*Task instructions*. Your reply is to be the lines below, exactly as written, with images omitted.

*Given entries*.
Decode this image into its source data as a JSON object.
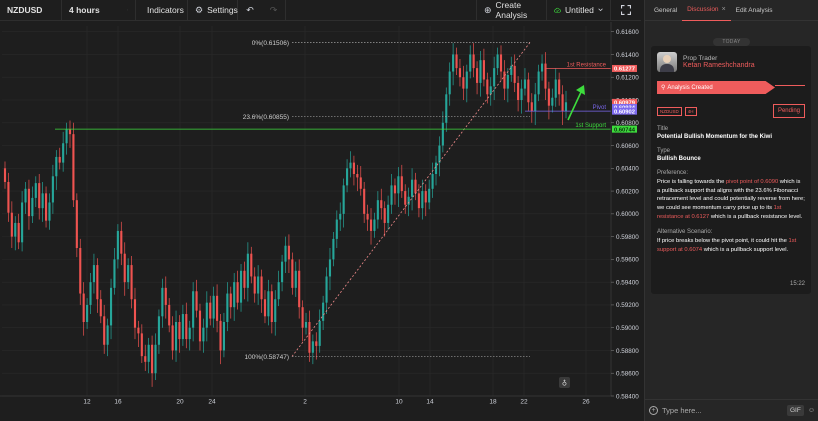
{
  "toolbar": {
    "symbol": "NZDUSD",
    "interval": "4 hours",
    "indicators": "Indicators",
    "settings": "Settings",
    "create_analysis": "Create Analysis",
    "layout_name": "Untitled"
  },
  "chart_data": {
    "type": "candlestick",
    "symbol": "NZDUSD",
    "y_ticks": [
      "0.61600",
      "0.61400",
      "0.61200",
      "0.61000",
      "0.60800",
      "0.60600",
      "0.60400",
      "0.60200",
      "0.60000",
      "0.59800",
      "0.59600",
      "0.59400",
      "0.59200",
      "0.59000",
      "0.58800",
      "0.58600",
      "0.58400"
    ],
    "ylim": [
      0.584,
      0.6165
    ],
    "x_ticks": [
      "12",
      "16",
      "20",
      "24",
      "2",
      "10",
      "14",
      "18",
      "22",
      "26"
    ],
    "series_close": [
      0.6028,
      0.6001,
      0.598,
      0.5992,
      0.5975,
      0.601,
      0.6022,
      0.5998,
      0.6014,
      0.6027,
      0.6005,
      0.6018,
      0.5994,
      0.601,
      0.6033,
      0.605,
      0.6045,
      0.6062,
      0.6074,
      0.607,
      0.6012,
      0.597,
      0.593,
      0.5905,
      0.592,
      0.594,
      0.5955,
      0.5925,
      0.591,
      0.5885,
      0.5902,
      0.5935,
      0.596,
      0.5985,
      0.5965,
      0.594,
      0.5955,
      0.5925,
      0.59,
      0.5895,
      0.5875,
      0.587,
      0.5885,
      0.586,
      0.5885,
      0.591,
      0.5935,
      0.592,
      0.5902,
      0.588,
      0.5905,
      0.589,
      0.5912,
      0.589,
      0.59,
      0.5932,
      0.5915,
      0.5888,
      0.59,
      0.5922,
      0.5908,
      0.5928,
      0.5906,
      0.588,
      0.5905,
      0.593,
      0.5918,
      0.594,
      0.5922,
      0.595,
      0.5935,
      0.5965,
      0.5945,
      0.593,
      0.5945,
      0.5925,
      0.591,
      0.5932,
      0.5905,
      0.5925,
      0.594,
      0.5958,
      0.5972,
      0.596,
      0.5935,
      0.595,
      0.5918,
      0.59,
      0.5905,
      0.5878,
      0.5888,
      0.5884,
      0.5906,
      0.5922,
      0.5945,
      0.596,
      0.5978,
      0.5995,
      0.6,
      0.6025,
      0.604,
      0.6045,
      0.6035,
      0.6032,
      0.6022,
      0.6,
      0.5995,
      0.5985,
      0.5995,
      0.6012,
      0.6005,
      0.5992,
      0.6008,
      0.6025,
      0.6018,
      0.6033,
      0.602,
      0.6008,
      0.6015,
      0.603,
      0.6018,
      0.6005,
      0.602,
      0.601,
      0.6022,
      0.6035,
      0.6045,
      0.606,
      0.608,
      0.6105,
      0.6125,
      0.614,
      0.6128,
      0.612,
      0.611,
      0.6125,
      0.614,
      0.6128,
      0.6115,
      0.6135,
      0.6118,
      0.6105,
      0.6112,
      0.6128,
      0.614,
      0.6125,
      0.611,
      0.6122,
      0.613,
      0.6115,
      0.61,
      0.611,
      0.6118,
      0.6098,
      0.609,
      0.6105,
      0.6125,
      0.6132,
      0.611,
      0.6095,
      0.6102,
      0.6118,
      0.6105,
      0.609,
      0.6098
    ],
    "series_first_open": 0.604,
    "fibonacci": [
      {
        "label": "0%(0.61506)",
        "value": 0.61506
      },
      {
        "label": "23.6%(0.60855)",
        "value": 0.60855
      },
      {
        "label": "100%(0.58747)",
        "value": 0.58747
      }
    ],
    "levels": [
      {
        "label": "1st Resistance",
        "value": 0.61277,
        "tag": "0.61277",
        "color": "#ef5c5c"
      },
      {
        "label": "Pivot",
        "value": 0.60902,
        "tag": "0.60902",
        "color": "#7b68ee"
      },
      {
        "label": "1st Support",
        "value": 0.60744,
        "tag": "0.60744",
        "color": "#3ddc3d"
      }
    ],
    "price_tags_hidden": [
      "0.60979",
      "0.60934"
    ]
  },
  "panel": {
    "tabs": [
      "General",
      "Discussion",
      "Edit Analysis"
    ],
    "today": "TODAY",
    "author_role": "Prop Trader",
    "author_name": "Ketan Rameshchandra",
    "created": "Analysis Created",
    "tag_symbol": "NZDUSD",
    "tag_interval": "4H",
    "status": "Pending",
    "title_label": "Title",
    "title_value": "Potential Bullish Momentum for the Kiwi",
    "type_label": "Type",
    "type_value": "Bullish Bounce",
    "pref_label": "Preference:",
    "pref_text": {
      "t1": "Price is falling towards the ",
      "h1": "pivot point of 0.6090",
      "t2": " which is a pullback support that aligns with the 23.6% Fibonacci retracement level and could potentially reverse from here; we could see momentum carry price up to its ",
      "h2": "1st resistance at 0.6127",
      "t3": " which is a pullback resistance level."
    },
    "alt_label": "Alternative Scenario:",
    "alt_text": {
      "t1": "If price breaks below the pivot point, it could hit the ",
      "h1": "1st support at 0.6074",
      "t2": " which is a pullback support level."
    },
    "time": "15:22",
    "input_placeholder": "Type here...",
    "gif": "GIF"
  }
}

*Exercise answer*.
Decode this image into its source data as a JSON object.
{
  "toolbar": {
    "symbol": "NZDUSD",
    "interval": "4 hours",
    "indicators": "Indicators",
    "settings": "Settings",
    "create_analysis": "Create Analysis",
    "layout_name": "Untitled"
  },
  "chart_data": {
    "type": "candlestick",
    "symbol": "NZDUSD",
    "y_ticks": [
      "0.61600",
      "0.61400",
      "0.61200",
      "0.61000",
      "0.60800",
      "0.60600",
      "0.60400",
      "0.60200",
      "0.60000",
      "0.59800",
      "0.59600",
      "0.59400",
      "0.59200",
      "0.59000",
      "0.58800",
      "0.58600",
      "0.58400"
    ],
    "ylim": [
      0.584,
      0.6165
    ],
    "x_ticks": [
      "12",
      "16",
      "20",
      "24",
      "2",
      "10",
      "14",
      "18",
      "22",
      "26"
    ],
    "series_close": [
      0.6028,
      0.6001,
      0.598,
      0.5992,
      0.5975,
      0.601,
      0.6022,
      0.5998,
      0.6014,
      0.6027,
      0.6005,
      0.6018,
      0.5994,
      0.601,
      0.6033,
      0.605,
      0.6045,
      0.6062,
      0.6074,
      0.607,
      0.6012,
      0.597,
      0.593,
      0.5905,
      0.592,
      0.594,
      0.5955,
      0.5925,
      0.591,
      0.5885,
      0.5902,
      0.5935,
      0.596,
      0.5985,
      0.5965,
      0.594,
      0.5955,
      0.5925,
      0.59,
      0.5895,
      0.5875,
      0.587,
      0.5885,
      0.586,
      0.5885,
      0.591,
      0.5935,
      0.592,
      0.5902,
      0.588,
      0.5905,
      0.589,
      0.5912,
      0.589,
      0.59,
      0.5932,
      0.5915,
      0.5888,
      0.59,
      0.5922,
      0.5908,
      0.5928,
      0.5906,
      0.588,
      0.5905,
      0.593,
      0.5918,
      0.594,
      0.5922,
      0.595,
      0.5935,
      0.5965,
      0.5945,
      0.593,
      0.5945,
      0.5925,
      0.591,
      0.5932,
      0.5905,
      0.5925,
      0.594,
      0.5958,
      0.5972,
      0.596,
      0.5935,
      0.595,
      0.5918,
      0.59,
      0.5905,
      0.5878,
      0.5888,
      0.5884,
      0.5906,
      0.5922,
      0.5945,
      0.596,
      0.5978,
      0.5995,
      0.6,
      0.6025,
      0.604,
      0.6045,
      0.6035,
      0.6032,
      0.6022,
      0.6,
      0.5995,
      0.5985,
      0.5995,
      0.6012,
      0.6005,
      0.5992,
      0.6008,
      0.6025,
      0.6018,
      0.6033,
      0.602,
      0.6008,
      0.6015,
      0.603,
      0.6018,
      0.6005,
      0.602,
      0.601,
      0.6022,
      0.6035,
      0.6045,
      0.606,
      0.608,
      0.6105,
      0.6125,
      0.614,
      0.6128,
      0.612,
      0.611,
      0.6125,
      0.614,
      0.6128,
      0.6115,
      0.6135,
      0.6118,
      0.6105,
      0.6112,
      0.6128,
      0.614,
      0.6125,
      0.611,
      0.6122,
      0.613,
      0.6115,
      0.61,
      0.611,
      0.6118,
      0.6098,
      0.609,
      0.6105,
      0.6125,
      0.6132,
      0.611,
      0.6095,
      0.6102,
      0.6118,
      0.6105,
      0.609,
      0.6098
    ],
    "series_first_open": 0.604,
    "fibonacci": [
      {
        "label": "0%(0.61506)",
        "value": 0.61506
      },
      {
        "label": "23.6%(0.60855)",
        "value": 0.60855
      },
      {
        "label": "100%(0.58747)",
        "value": 0.58747
      }
    ],
    "levels": [
      {
        "label": "1st Resistance",
        "value": 0.61277,
        "tag": "0.61277",
        "color": "#ef5c5c"
      },
      {
        "label": "Pivot",
        "value": 0.60902,
        "tag": "0.60902",
        "color": "#7b68ee"
      },
      {
        "label": "1st Support",
        "value": 0.60744,
        "tag": "0.60744",
        "color": "#3ddc3d"
      }
    ],
    "price_tags_hidden": [
      "0.60979",
      "0.60934"
    ]
  },
  "panel": {
    "tabs": [
      "General",
      "Discussion",
      "Edit Analysis"
    ],
    "today": "TODAY",
    "author_role": "Prop Trader",
    "author_name": "Ketan Rameshchandra",
    "created": "Analysis Created",
    "tag_symbol": "NZDUSD",
    "tag_interval": "4H",
    "status": "Pending",
    "title_label": "Title",
    "title_value": "Potential Bullish Momentum for the Kiwi",
    "type_label": "Type",
    "type_value": "Bullish Bounce",
    "pref_label": "Preference:",
    "pref_text": {
      "t1": "Price is falling towards the ",
      "h1": "pivot point of 0.6090",
      "t2": " which is a pullback support that aligns with the 23.6% Fibonacci retracement level and could potentially reverse from here; we could see momentum carry price up to its ",
      "h2": "1st resistance at 0.6127",
      "t3": " which is a pullback resistance level."
    },
    "alt_label": "Alternative Scenario:",
    "alt_text": {
      "t1": "If price breaks below the pivot point, it could hit the ",
      "h1": "1st support at 0.6074",
      "t2": " which is a pullback support level."
    },
    "time": "15:22",
    "input_placeholder": "Type here...",
    "gif": "GIF"
  }
}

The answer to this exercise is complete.